* [TASK DIRECTIONS]:
Every record should be restated exactly, with no images included.

Dataset excerpts:
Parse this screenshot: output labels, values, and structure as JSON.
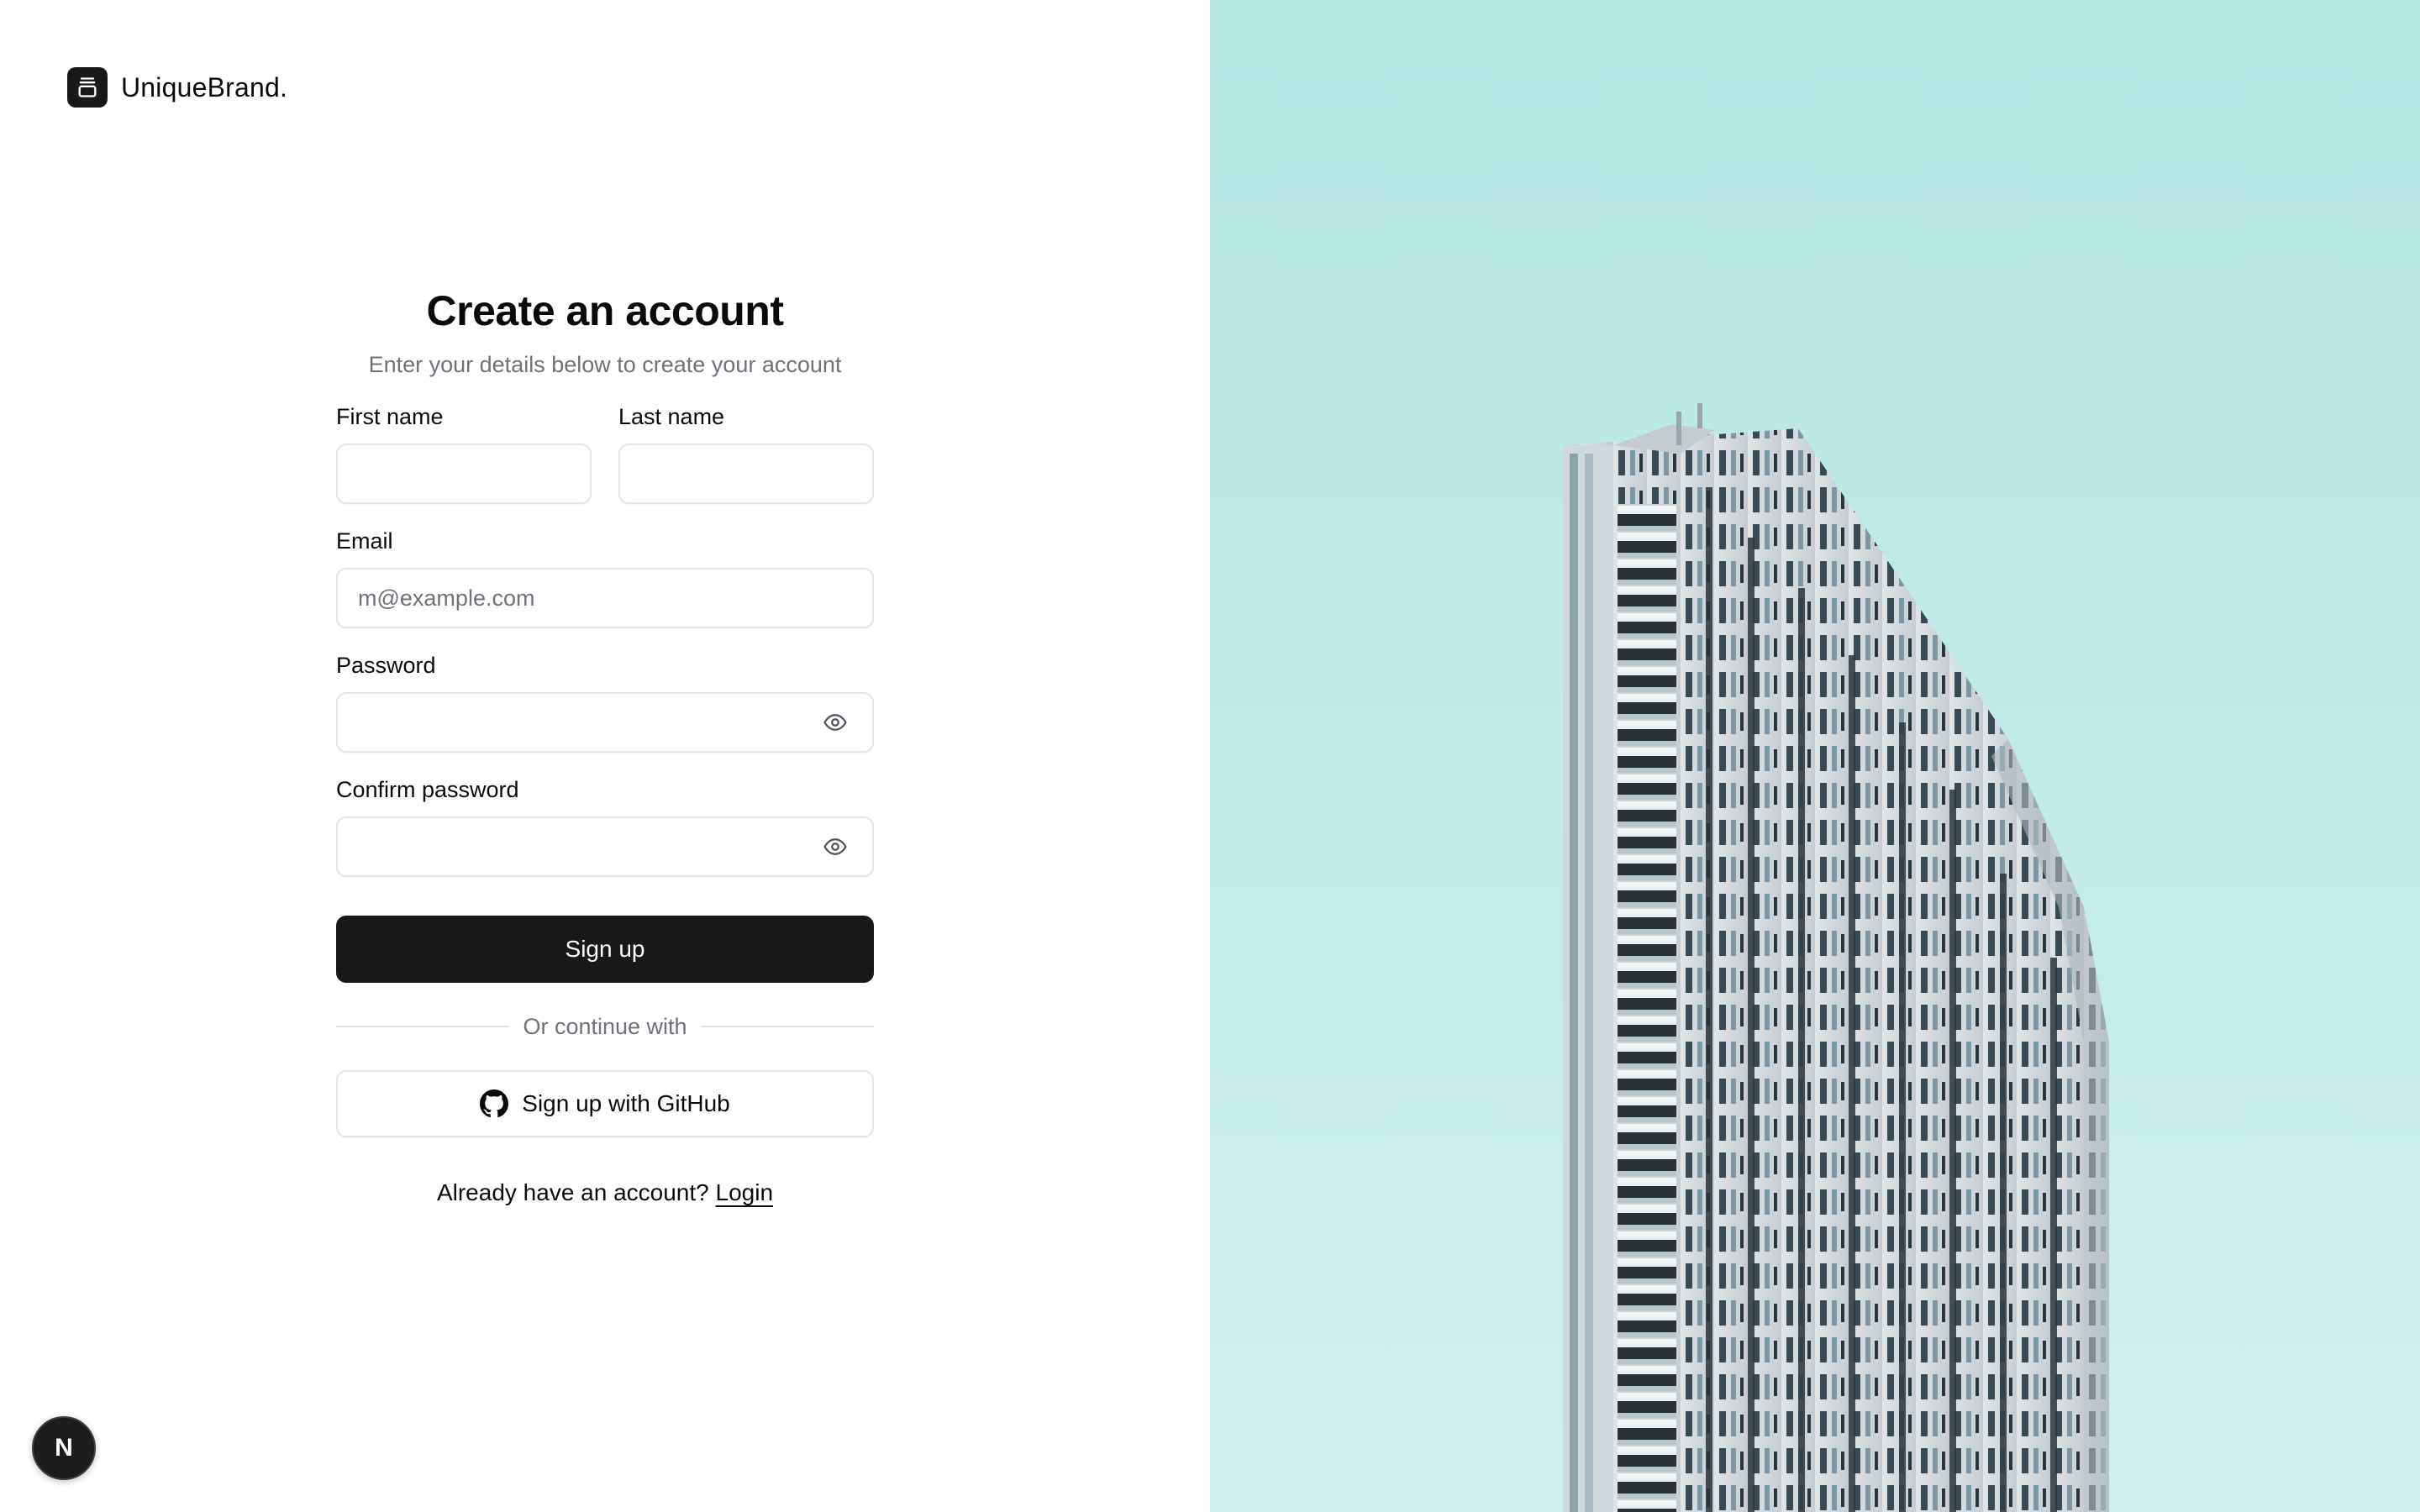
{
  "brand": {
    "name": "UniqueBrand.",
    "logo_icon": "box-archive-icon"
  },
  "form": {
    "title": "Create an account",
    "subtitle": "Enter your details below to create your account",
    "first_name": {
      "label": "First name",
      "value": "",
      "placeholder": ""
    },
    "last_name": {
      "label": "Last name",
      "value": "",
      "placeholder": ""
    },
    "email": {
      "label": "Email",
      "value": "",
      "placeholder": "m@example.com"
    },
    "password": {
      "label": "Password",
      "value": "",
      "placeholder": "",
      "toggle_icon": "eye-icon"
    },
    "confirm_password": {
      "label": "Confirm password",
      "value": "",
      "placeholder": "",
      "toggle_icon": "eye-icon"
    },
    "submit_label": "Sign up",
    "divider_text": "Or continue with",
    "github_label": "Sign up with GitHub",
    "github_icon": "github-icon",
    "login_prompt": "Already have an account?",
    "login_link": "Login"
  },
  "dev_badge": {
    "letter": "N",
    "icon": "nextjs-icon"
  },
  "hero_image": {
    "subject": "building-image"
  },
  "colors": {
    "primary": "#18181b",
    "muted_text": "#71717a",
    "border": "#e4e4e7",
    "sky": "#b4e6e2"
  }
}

* [RESPONSE TO THIS TASK]:
Parse this screenshot: output labels, values, and structure as JSON.
{
  "brand": {
    "name": "UniqueBrand.",
    "logo_icon": "box-archive-icon"
  },
  "form": {
    "title": "Create an account",
    "subtitle": "Enter your details below to create your account",
    "first_name": {
      "label": "First name",
      "value": "",
      "placeholder": ""
    },
    "last_name": {
      "label": "Last name",
      "value": "",
      "placeholder": ""
    },
    "email": {
      "label": "Email",
      "value": "",
      "placeholder": "m@example.com"
    },
    "password": {
      "label": "Password",
      "value": "",
      "placeholder": "",
      "toggle_icon": "eye-icon"
    },
    "confirm_password": {
      "label": "Confirm password",
      "value": "",
      "placeholder": "",
      "toggle_icon": "eye-icon"
    },
    "submit_label": "Sign up",
    "divider_text": "Or continue with",
    "github_label": "Sign up with GitHub",
    "github_icon": "github-icon",
    "login_prompt": "Already have an account?",
    "login_link": "Login"
  },
  "dev_badge": {
    "letter": "N",
    "icon": "nextjs-icon"
  },
  "hero_image": {
    "subject": "building-image"
  },
  "colors": {
    "primary": "#18181b",
    "muted_text": "#71717a",
    "border": "#e4e4e7",
    "sky": "#b4e6e2"
  }
}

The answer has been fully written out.